Dataset items:
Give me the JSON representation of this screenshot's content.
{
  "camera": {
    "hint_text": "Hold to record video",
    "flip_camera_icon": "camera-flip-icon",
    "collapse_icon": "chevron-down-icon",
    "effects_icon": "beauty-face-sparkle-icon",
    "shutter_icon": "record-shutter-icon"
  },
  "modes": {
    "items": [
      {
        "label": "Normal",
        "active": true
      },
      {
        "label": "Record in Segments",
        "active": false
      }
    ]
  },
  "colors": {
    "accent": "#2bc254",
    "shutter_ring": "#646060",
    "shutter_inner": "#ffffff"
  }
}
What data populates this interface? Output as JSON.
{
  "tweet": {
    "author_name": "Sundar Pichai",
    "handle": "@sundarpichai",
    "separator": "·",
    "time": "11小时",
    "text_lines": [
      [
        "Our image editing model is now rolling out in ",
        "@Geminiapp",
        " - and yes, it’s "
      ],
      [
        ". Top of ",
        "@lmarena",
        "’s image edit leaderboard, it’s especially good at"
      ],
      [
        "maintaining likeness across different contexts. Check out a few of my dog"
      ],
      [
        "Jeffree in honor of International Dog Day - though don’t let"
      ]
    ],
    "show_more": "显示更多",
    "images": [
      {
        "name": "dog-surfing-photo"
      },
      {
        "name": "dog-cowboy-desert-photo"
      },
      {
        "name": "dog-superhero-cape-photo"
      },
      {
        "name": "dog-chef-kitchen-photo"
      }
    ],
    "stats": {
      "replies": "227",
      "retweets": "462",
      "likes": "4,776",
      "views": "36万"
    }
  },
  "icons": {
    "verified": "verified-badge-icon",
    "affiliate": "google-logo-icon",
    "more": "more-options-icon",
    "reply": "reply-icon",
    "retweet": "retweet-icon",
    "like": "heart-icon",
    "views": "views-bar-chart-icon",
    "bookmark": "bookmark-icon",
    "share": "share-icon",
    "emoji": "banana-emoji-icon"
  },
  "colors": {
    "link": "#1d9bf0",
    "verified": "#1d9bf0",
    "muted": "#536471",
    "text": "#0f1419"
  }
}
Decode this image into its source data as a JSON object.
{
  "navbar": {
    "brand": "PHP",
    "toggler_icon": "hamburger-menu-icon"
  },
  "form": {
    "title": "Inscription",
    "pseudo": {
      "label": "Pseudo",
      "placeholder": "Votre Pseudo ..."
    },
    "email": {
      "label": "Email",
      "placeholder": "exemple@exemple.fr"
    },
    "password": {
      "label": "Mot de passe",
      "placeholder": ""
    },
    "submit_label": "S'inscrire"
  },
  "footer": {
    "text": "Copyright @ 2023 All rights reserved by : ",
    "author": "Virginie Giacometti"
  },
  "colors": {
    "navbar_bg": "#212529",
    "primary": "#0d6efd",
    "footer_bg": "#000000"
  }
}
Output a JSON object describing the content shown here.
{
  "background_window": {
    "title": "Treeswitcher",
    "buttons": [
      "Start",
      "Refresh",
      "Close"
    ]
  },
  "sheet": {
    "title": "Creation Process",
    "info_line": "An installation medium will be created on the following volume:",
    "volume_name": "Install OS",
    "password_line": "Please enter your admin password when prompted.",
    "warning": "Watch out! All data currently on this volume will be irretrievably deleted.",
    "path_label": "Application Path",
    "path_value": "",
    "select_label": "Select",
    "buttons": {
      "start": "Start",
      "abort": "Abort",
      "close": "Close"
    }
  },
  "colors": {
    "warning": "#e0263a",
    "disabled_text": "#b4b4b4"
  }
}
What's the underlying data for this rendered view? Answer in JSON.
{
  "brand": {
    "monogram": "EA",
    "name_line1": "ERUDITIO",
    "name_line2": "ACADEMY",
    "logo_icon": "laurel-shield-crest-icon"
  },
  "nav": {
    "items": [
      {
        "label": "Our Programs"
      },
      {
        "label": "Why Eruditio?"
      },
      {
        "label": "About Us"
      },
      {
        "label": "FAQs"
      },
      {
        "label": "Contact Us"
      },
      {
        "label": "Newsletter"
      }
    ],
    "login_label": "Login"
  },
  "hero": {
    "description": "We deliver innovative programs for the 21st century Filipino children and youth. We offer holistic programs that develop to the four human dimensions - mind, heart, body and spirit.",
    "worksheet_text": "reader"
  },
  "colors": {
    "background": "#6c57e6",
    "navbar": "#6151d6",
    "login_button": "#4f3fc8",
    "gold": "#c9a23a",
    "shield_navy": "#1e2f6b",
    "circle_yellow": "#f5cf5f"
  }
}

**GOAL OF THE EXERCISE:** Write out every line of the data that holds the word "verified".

**EXPECTED ANSWER:**
    "verified": "verified-badge-icon",
    "verified": "#1d9bf0",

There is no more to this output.